The demand for higher education is on the rise as people realize that college education is the master key of all.
Everyone wants to get into a college or university to get advanced studies and land that dream career job.
As a result of this demand, many public institutions of higher learning have become crowded and inefficient. A debate has been taking place as to whether to privatize higher learning. While this can be a good move, it has a number of negative impacts such as:
- The focus would shift to profits rather than the quality of education.
- People who do not qualify could access this education.
- Relatively poor people may not afford education anymore.
- Educators would be exploited
Evidently, the privatization of learning would bring up a raft of adverse effects on society. It may increase efficiency and help provide many students with education but may have dire consequences in the long run.
Shifting To Profit Instead Of Quality
By commercializing higher education, most learning institutions would focus on money rather than adding value to students. As such, the entire essence of learning would lack in these schools. The proprietors would be motivated by profit gains and hence losing touch with the needs of these students.
People not Qualifying Would Also Access Higher Education
Profit motives would mean a reduction in requirements to join these institutions. People with money but not qualified to join universities would paramountessays find a way to graduate. As long as one has money, he or she would buy his or her way into a college. The products of this process would not be productive https://www.chicagobooth.edu/programs/full-time/admissions/apply/essay-questions in the corporate world and, in that case, the entire economy. Therefore, commercializing this education would phd dissertation help not be the right solution for any government or country.
Poor People May Never Afford This Education
Privatization would drive the cost of tuition up from the current levels. The results of a costly education are devastating. People from financially unstable backgrounds would no longer get into colleges and universities. Private institutions would segment society where they would only serve the interests of the wealthy. Commercial institutions would charge hefty tuition fees with an aim to make profits. Disadvantaged and poor, but qualified students would be locked out.
Educators Would Be Exploited
College instructors and professors would be on the receiving end of commercialization. Driven by profit motives, proprietors of these institutions would receive little pay. The owners of these schools would be looking for ways to minimize costs as much as possible in order to have a higher net income margin.

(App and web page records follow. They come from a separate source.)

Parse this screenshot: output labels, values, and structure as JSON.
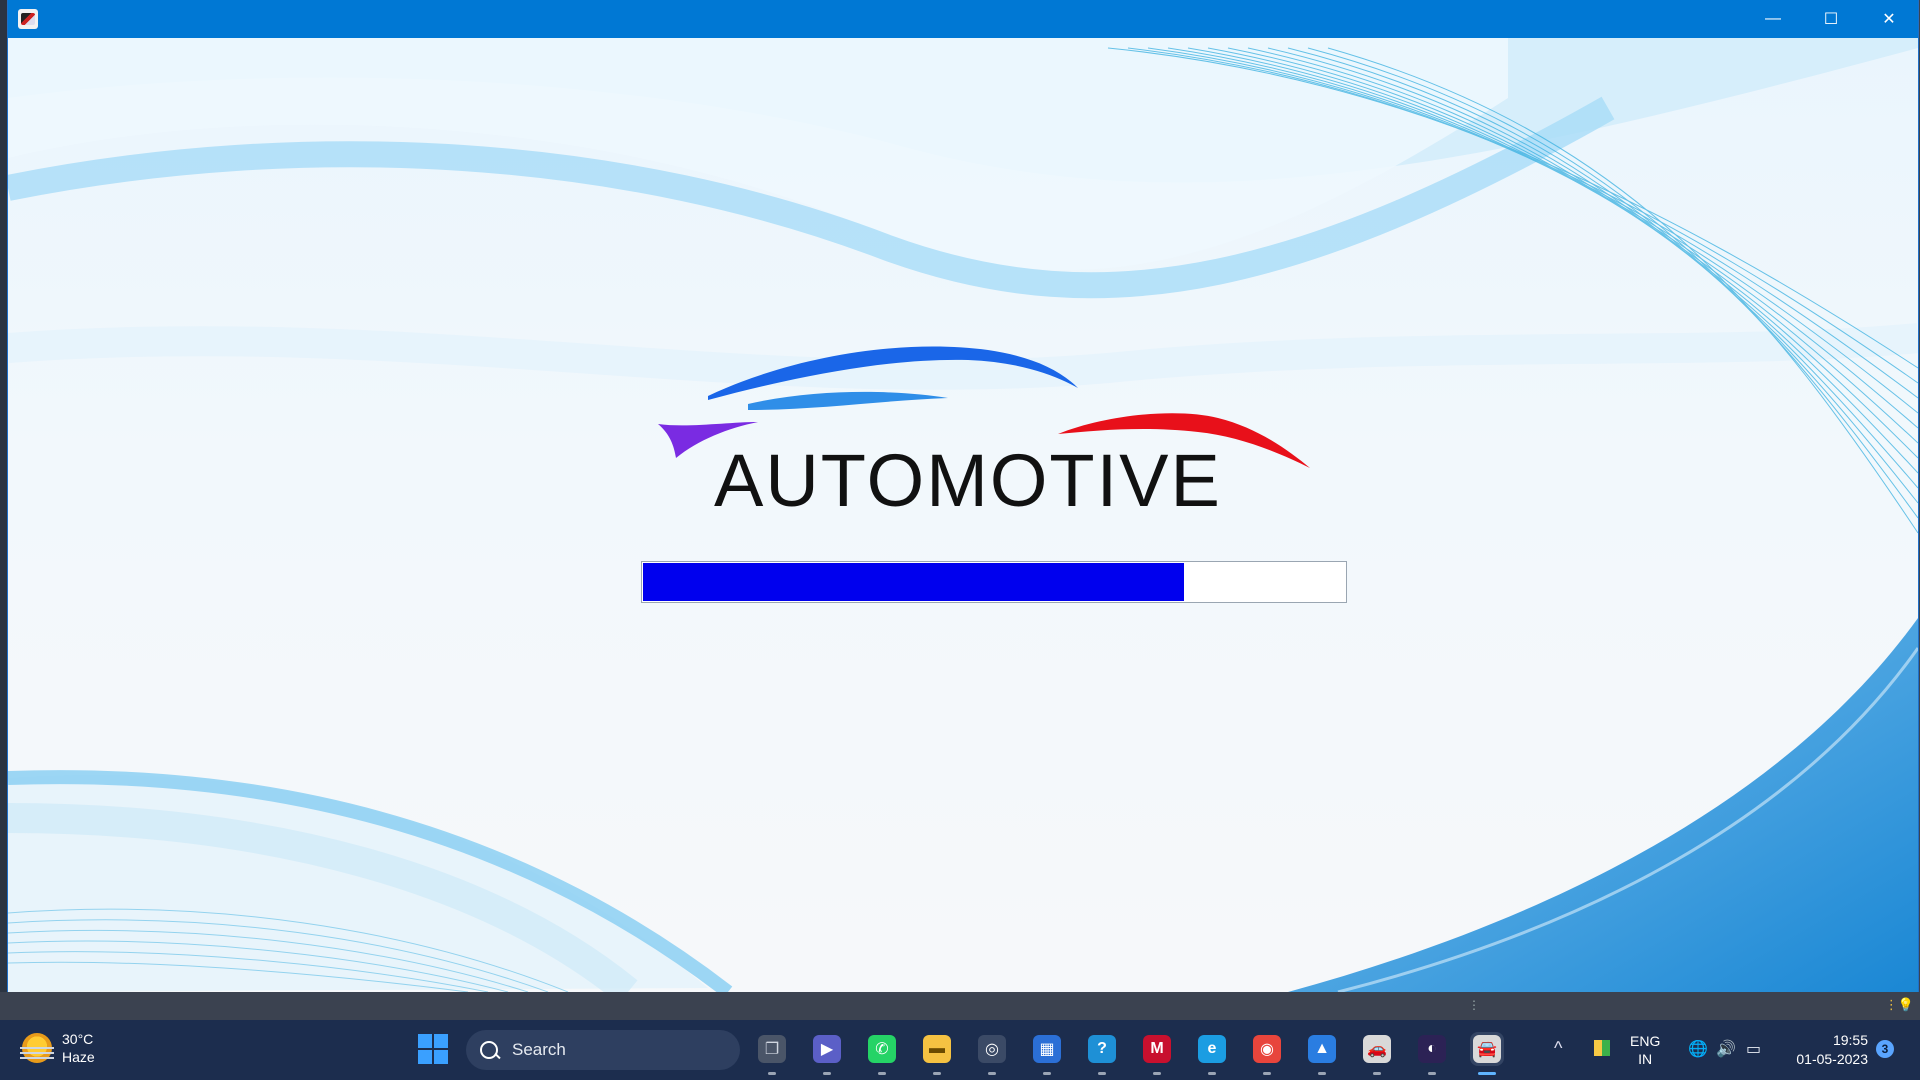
{
  "window": {
    "title": "",
    "controls": {
      "minimize": "—",
      "maximize": "☐",
      "close": "✕"
    }
  },
  "splash": {
    "logo_text": "AUTOMOTIVE",
    "progress_fraction": 0.77
  },
  "taskbar": {
    "weather": {
      "temperature": "30°C",
      "condition": "Haze"
    },
    "search_placeholder": "Search",
    "apps": [
      {
        "name": "task-view-icon",
        "glyph": "❐",
        "color": "#d0d6e0",
        "bg": "#4a5568"
      },
      {
        "name": "teams-icon",
        "glyph": "▶",
        "color": "#ffffff",
        "bg": "#5b5fc7"
      },
      {
        "name": "whatsapp-icon",
        "glyph": "✆",
        "color": "#ffffff",
        "bg": "#25d366"
      },
      {
        "name": "file-explorer-icon",
        "glyph": "▬",
        "color": "#6b4b00",
        "bg": "#f5c242"
      },
      {
        "name": "app-circle-icon",
        "glyph": "◎",
        "color": "#ffffff",
        "bg": "#3b4a66"
      },
      {
        "name": "microsoft-store-icon",
        "glyph": "▦",
        "color": "#ffffff",
        "bg": "#2b6fd6"
      },
      {
        "name": "help-icon",
        "glyph": "?",
        "color": "#ffffff",
        "bg": "#1e90d6"
      },
      {
        "name": "mcafee-icon",
        "glyph": "M",
        "color": "#ffffff",
        "bg": "#c8102e"
      },
      {
        "name": "edge-icon",
        "glyph": "e",
        "color": "#ffffff",
        "bg": "#1b9de2"
      },
      {
        "name": "chrome-icon",
        "glyph": "◉",
        "color": "#ffffff",
        "bg": "#e8453c"
      },
      {
        "name": "photos-icon",
        "glyph": "▲",
        "color": "#ffffff",
        "bg": "#2a7de1"
      },
      {
        "name": "car-app-icon",
        "glyph": "🚗",
        "color": "#ffffff",
        "bg": "#d9d9d9"
      },
      {
        "name": "eclipse-icon",
        "glyph": "◐",
        "color": "#ffffff",
        "bg": "#2c2255"
      },
      {
        "name": "automotive-app-icon",
        "glyph": "🚘",
        "color": "#ffffff",
        "bg": "#d9d9d9"
      }
    ],
    "tray": {
      "language_line1": "ENG",
      "language_line2": "IN",
      "time": "19:55",
      "date": "01-05-2023",
      "notification_count": "3"
    }
  },
  "colors": {
    "titlebar": "#0078d4",
    "progress_fill": "#0000ee",
    "taskbar": "#1c2d4e"
  }
}
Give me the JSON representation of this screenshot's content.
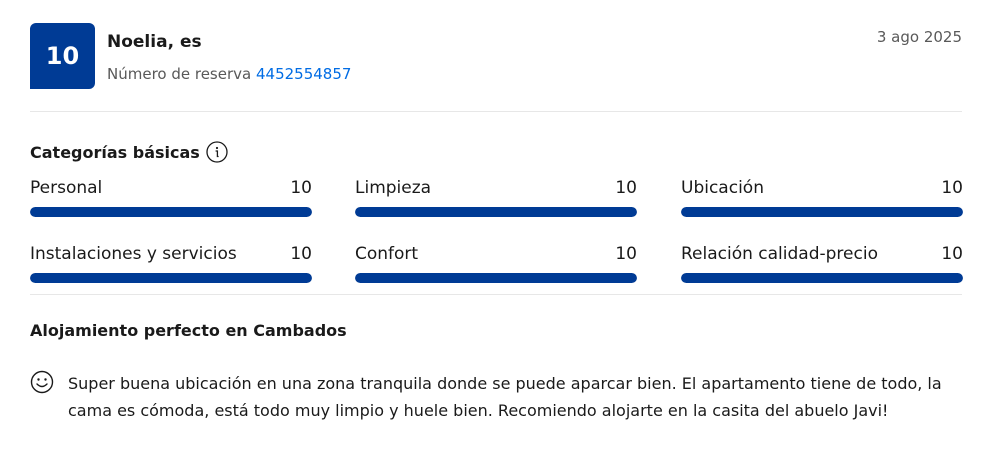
{
  "review": {
    "score": "10",
    "reviewer_name": "Noelia, es",
    "booking_label": "Número de reserva",
    "booking_number": "4452554857",
    "date": "3 ago 2025"
  },
  "categories": {
    "title": "Categorías básicas",
    "info_icon": "info-icon",
    "items": [
      {
        "label": "Personal",
        "value": "10",
        "level": 1.0
      },
      {
        "label": "Limpieza",
        "value": "10",
        "level": 1.0
      },
      {
        "label": "Ubicación",
        "value": "10",
        "level": 1.0
      },
      {
        "label": "Instalaciones y servicios",
        "value": "10",
        "level": 1.0
      },
      {
        "label": "Confort",
        "value": "10",
        "level": 1.0
      },
      {
        "label": "Relación calidad-precio",
        "value": "10",
        "level": 1.0
      }
    ]
  },
  "comment": {
    "title": "Alojamiento perfecto en Cambados",
    "icon": "smiley-icon",
    "text": "Super buena ubicación en una zona tranquila donde se puede aparcar bien. El apartamento tiene de todo, la cama es cómoda, está todo muy limpio y huele bien. Recomiendo alojarte en la casita del abuelo Javi!"
  },
  "colors": {
    "brand_blue": "#003b95",
    "link_blue": "#006ce4"
  }
}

Poor pays would kill teachers’ motivation. The net effect of an exploited educator would be felt by the student. The remuneration of professors in public institutions would be much higher than that of private schools. Instructors in a privatized setting would be burdened with work that would not be commensurate with the pay they get. As noted, these teachers would offer poorer quality as compared to their counterparts in public institutions.